[Element data from apps and pages]
^^^^

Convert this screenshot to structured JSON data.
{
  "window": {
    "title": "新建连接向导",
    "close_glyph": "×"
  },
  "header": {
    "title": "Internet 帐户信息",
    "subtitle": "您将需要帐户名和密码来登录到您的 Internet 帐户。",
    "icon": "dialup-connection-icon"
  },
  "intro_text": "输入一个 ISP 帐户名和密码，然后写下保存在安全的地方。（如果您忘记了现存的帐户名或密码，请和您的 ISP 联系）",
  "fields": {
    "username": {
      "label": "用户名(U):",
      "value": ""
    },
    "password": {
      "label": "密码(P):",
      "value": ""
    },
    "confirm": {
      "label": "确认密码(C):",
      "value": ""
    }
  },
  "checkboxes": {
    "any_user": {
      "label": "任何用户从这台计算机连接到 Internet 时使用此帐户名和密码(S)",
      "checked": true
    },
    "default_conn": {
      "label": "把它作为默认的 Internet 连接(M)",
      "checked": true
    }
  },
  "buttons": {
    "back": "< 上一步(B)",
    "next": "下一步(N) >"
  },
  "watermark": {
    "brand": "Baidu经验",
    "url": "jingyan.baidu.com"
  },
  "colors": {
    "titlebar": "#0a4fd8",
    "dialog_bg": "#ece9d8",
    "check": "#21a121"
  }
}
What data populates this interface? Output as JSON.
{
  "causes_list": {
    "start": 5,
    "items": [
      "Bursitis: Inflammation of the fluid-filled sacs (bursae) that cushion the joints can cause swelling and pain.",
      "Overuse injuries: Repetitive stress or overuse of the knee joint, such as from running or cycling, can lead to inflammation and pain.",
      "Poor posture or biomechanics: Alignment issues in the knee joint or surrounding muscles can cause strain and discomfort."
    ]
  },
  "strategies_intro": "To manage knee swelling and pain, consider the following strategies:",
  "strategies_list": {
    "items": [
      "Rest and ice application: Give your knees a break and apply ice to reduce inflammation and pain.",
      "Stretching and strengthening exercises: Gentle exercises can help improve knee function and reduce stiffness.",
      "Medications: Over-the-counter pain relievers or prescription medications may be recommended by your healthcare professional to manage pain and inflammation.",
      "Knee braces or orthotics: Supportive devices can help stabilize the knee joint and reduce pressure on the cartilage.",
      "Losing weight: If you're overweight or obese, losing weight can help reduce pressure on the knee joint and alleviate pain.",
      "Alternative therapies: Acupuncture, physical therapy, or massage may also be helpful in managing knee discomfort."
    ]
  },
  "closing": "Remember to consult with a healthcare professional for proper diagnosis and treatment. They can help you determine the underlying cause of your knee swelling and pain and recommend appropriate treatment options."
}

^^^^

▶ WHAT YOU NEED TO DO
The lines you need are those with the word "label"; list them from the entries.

▶ FINISHED EXERCISE
      "label": "用户名(U):",
      "label": "密码(P):",
      "label": "确认密码(C):",
      "label": "任何用户从这台计算机连接到 Internet 时使用此帐户名和密码(S)",
      "label": "把它作为默认的 Internet 连接(M)",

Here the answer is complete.